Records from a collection
----

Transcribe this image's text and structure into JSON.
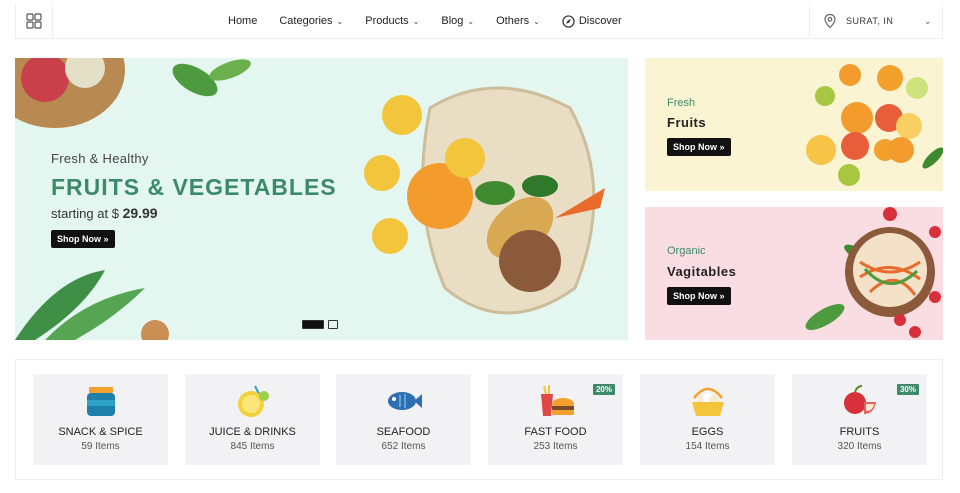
{
  "nav": {
    "menu": [
      {
        "label": "Home",
        "dropdown": false
      },
      {
        "label": "Categories",
        "dropdown": true
      },
      {
        "label": "Products",
        "dropdown": true
      },
      {
        "label": "Blog",
        "dropdown": true
      },
      {
        "label": "Others",
        "dropdown": true
      },
      {
        "label": "Discover",
        "dropdown": false,
        "icon": "compass-icon"
      }
    ],
    "location": "SURAT, IN"
  },
  "hero": {
    "subtitle": "Fresh & Healthy",
    "title": "FRUITS & VEGETABLES",
    "price_prefix": "starting at $",
    "price": "29.99",
    "button": "Shop Now »",
    "slides": 2,
    "active_slide": 1
  },
  "promos": [
    {
      "subtitle": "Fresh",
      "title": "Fruits",
      "button": "Shop Now »"
    },
    {
      "subtitle": "Organic",
      "title": "Vagitables",
      "button": "Shop Now »"
    }
  ],
  "categories": [
    {
      "name": "SNACK & SPICE",
      "count": "59 Items",
      "badge": ""
    },
    {
      "name": "JUICE & DRINKS",
      "count": "845 Items",
      "badge": ""
    },
    {
      "name": "SEAFOOD",
      "count": "652 Items",
      "badge": ""
    },
    {
      "name": "FAST FOOD",
      "count": "253 Items",
      "badge": "20%"
    },
    {
      "name": "EGGS",
      "count": "154 Items",
      "badge": ""
    },
    {
      "name": "FRUITS",
      "count": "320 Items",
      "badge": "30%"
    }
  ],
  "colors": {
    "accent": "#3d8a6a",
    "hero_bg": "#e4f6f0",
    "promo1_bg": "#fbf4d3",
    "promo2_bg": "#f9dde2"
  }
}
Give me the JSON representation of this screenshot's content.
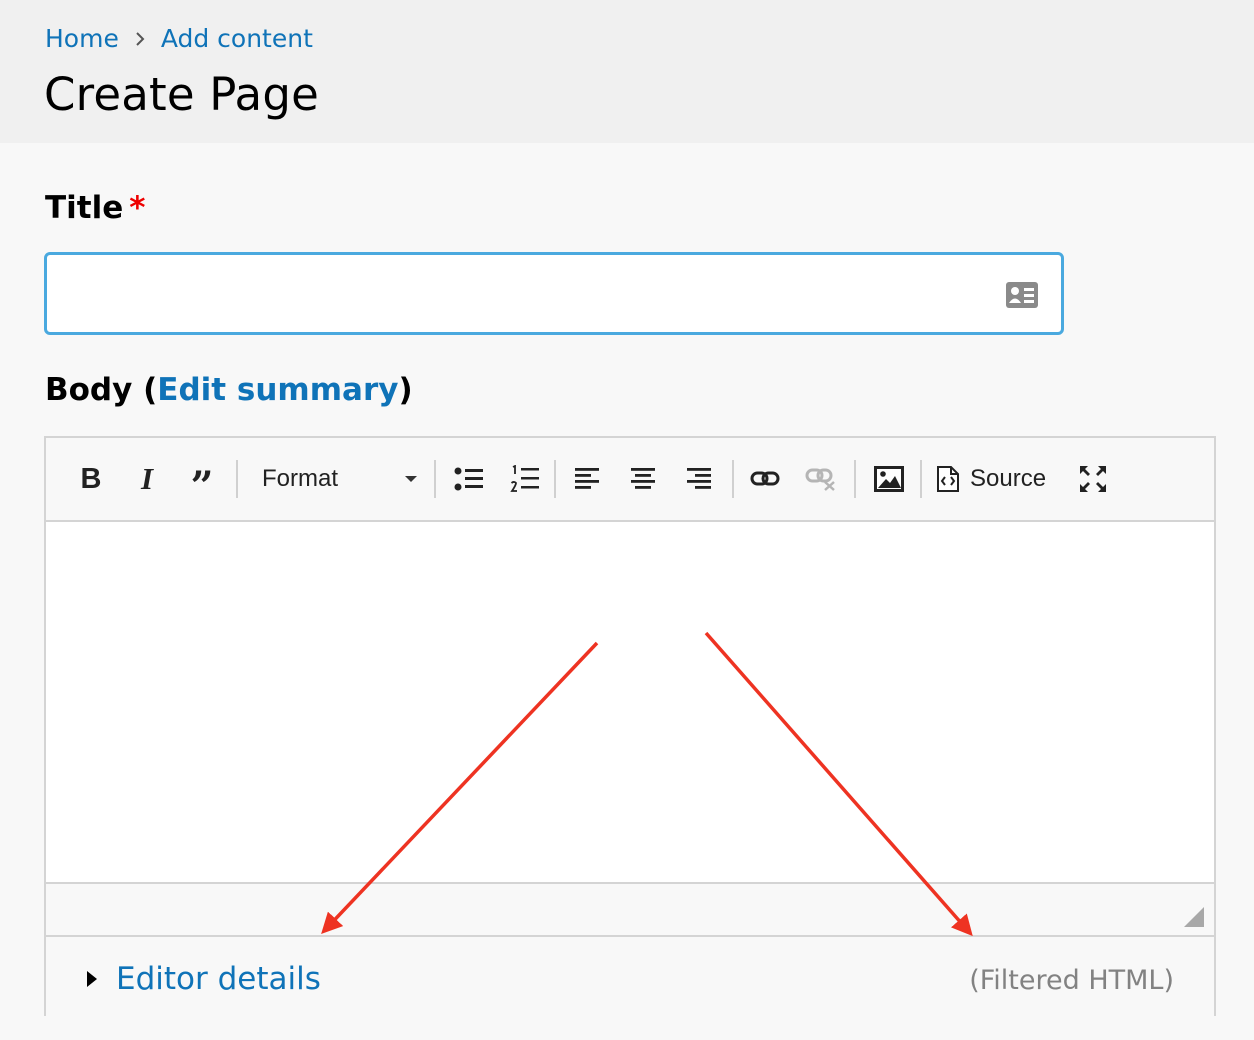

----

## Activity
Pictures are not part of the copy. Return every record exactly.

## Response to this exercise
Transcribe this image's text and structure into JSON.
{
  "nav": {
    "menu": [
      {
        "label": "Home",
        "dropdown": false
      },
      {
        "label": "Categories",
        "dropdown": true
      },
      {
        "label": "Products",
        "dropdown": true
      },
      {
        "label": "Blog",
        "dropdown": true
      },
      {
        "label": "Others",
        "dropdown": true
      },
      {
        "label": "Discover",
        "dropdown": false,
        "icon": "compass-icon"
      }
    ],
    "location": "SURAT, IN"
  },
  "hero": {
    "subtitle": "Fresh & Healthy",
    "title": "FRUITS & VEGETABLES",
    "price_prefix": "starting at $",
    "price": "29.99",
    "button": "Shop Now »",
    "slides": 2,
    "active_slide": 1
  },
  "promos": [
    {
      "subtitle": "Fresh",
      "title": "Fruits",
      "button": "Shop Now »"
    },
    {
      "subtitle": "Organic",
      "title": "Vagitables",
      "button": "Shop Now »"
    }
  ],
  "categories": [
    {
      "name": "SNACK & SPICE",
      "count": "59 Items",
      "badge": ""
    },
    {
      "name": "JUICE & DRINKS",
      "count": "845 Items",
      "badge": ""
    },
    {
      "name": "SEAFOOD",
      "count": "652 Items",
      "badge": ""
    },
    {
      "name": "FAST FOOD",
      "count": "253 Items",
      "badge": "20%"
    },
    {
      "name": "EGGS",
      "count": "154 Items",
      "badge": ""
    },
    {
      "name": "FRUITS",
      "count": "320 Items",
      "badge": "30%"
    }
  ],
  "colors": {
    "accent": "#3d8a6a",
    "hero_bg": "#e4f6f0",
    "promo1_bg": "#fbf4d3",
    "promo2_bg": "#f9dde2"
  }
}
Give me the JSON representation of this screenshot's content.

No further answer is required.